Courtesy / Allen Berezovsky, Getty Images
After the tragic news of Kobe Bryant, Gianna Bryant and seven others dying in a helicopter crash, it was quite somber in the GVSU athletics weight room, as the Grand Valley State men’s basketball team wasn’t their usual, chipper selves.
“It definitely was (sad) the next day,” said junior guard Steven Lloyd, who has looked up to the Laker legend long before he decided to become a GVSU Laker. “That next morning, we were in the weight room, it felt like everybody was down. Nobody wanted to talk, and as soon as I went into the gym, I immediately starting crying, because I couldn’t think of anyone else but him.”
It felt like just another day shooting at the GVSU Rec Center on the afternoon of Sunday, Jan. 26, when Lloyd first heard the shocking and tragic news.
“I was shooting in the rec center, when one of my friends called me,” Lloyd said. “I didn’t get the first call, but I called her back and she told me ‘Go look at Twitter’, and that’s when I saw that he had been killed.
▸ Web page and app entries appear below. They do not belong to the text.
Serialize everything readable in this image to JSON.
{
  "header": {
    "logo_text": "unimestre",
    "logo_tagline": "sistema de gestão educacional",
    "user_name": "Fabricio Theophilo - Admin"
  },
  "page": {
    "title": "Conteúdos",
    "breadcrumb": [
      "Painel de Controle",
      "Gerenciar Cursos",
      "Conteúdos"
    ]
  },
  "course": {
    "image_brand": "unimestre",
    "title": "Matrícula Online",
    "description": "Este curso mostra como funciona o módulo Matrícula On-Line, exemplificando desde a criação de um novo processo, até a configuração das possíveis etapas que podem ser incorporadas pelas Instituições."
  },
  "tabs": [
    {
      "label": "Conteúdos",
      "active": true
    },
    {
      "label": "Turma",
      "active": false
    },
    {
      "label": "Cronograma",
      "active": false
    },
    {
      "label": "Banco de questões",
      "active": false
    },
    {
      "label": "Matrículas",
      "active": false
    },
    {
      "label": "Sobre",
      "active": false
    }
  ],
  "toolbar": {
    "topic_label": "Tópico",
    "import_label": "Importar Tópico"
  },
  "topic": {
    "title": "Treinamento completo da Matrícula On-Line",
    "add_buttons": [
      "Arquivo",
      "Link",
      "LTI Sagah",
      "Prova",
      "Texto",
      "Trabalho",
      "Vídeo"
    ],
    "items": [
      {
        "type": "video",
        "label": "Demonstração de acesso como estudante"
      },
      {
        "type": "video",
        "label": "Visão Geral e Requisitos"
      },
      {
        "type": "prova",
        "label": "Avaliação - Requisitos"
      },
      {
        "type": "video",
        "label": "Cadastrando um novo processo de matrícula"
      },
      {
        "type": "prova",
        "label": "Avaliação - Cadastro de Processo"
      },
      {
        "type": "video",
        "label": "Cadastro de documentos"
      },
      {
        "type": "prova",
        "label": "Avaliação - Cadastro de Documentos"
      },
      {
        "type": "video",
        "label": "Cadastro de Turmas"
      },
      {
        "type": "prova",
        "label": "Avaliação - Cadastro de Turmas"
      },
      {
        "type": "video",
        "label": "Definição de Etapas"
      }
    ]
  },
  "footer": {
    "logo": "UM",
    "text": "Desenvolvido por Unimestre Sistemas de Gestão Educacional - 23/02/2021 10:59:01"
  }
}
Like everybody else, I didn’t believe it: this guy was immortal to me.”
Senior point guard Jayden Hodgson had a similar reaction when he first heard the news, as he didn’t think it was real either.
“I was sitting in my room on my bed, and I just finished watching TV, and I was just about to start doing homework when I first found out,” Hodgson said. “I thought it was fake, because the first news source that broke it didn’t look credible at all. This was 10 minutes before any major news source broke the news, but I went to Google, and the date of his death was already in there. I was shocked, and I couldn’t believe it.”
Much like many young players who grew up playing in the 2000s, Hodgson saw Bryant as someone he wanted to model his own game after.
“He meant the world to me, I haven’t felt this way about the death of a celebrity since Steve Irwin the Crocodile Hunter,” the Gosford, Austrailia native said. “The older generations say they grew up with Michael (Jordan), for our generation, Kobe (Bryant) was the guy we grew up with. He’s the reason why a lot of people picked up a basketball and learned the game, he’s like Lebron or Steph Curry to the younger generation.”
Senior point guard Jeremiah Ferguson, who also thought the death was reported inaccurately, said his lasting memory of Kobe Bryant was actually in one of the rare moments where his team lost a big game.
“I looked up to him, I had his shoes, I watched his highlights,” Ferguson said. “I remember the (2008 NBA Finals) against the Celtics when they lost. There was five second left and (the Lakers) were down (by a lot), game was over, and my Dad paused it, because Kobe kept playing. He kept trying to score, and I’ll never forget that my Dad pointed that out to me, ‘He never quit until the game was over’.”
Ferguson felt that the many tributes from the basketball world were touching, and were just what the five-time NBA champion and his thirteen-year-old daughter deserved.
“I think it’s well deserved,” Ferguson said. “He should be the logo honestly. Why not?”
Hodgson agreed with his teammate, citing that the current Laker legend on the logo would most likely be fine with it, being that he saw Kobe Bryant as a member of his family.
“He deserves it, I think (the tributes) are awesome,” Hodgson said. “I really believe we should make him the logo, considering he’s obviously one of the best in the world. Jerry West doesn’t even want to be the logo anymore, I think that would be the ultimate way to honor his legacy and continue his name.”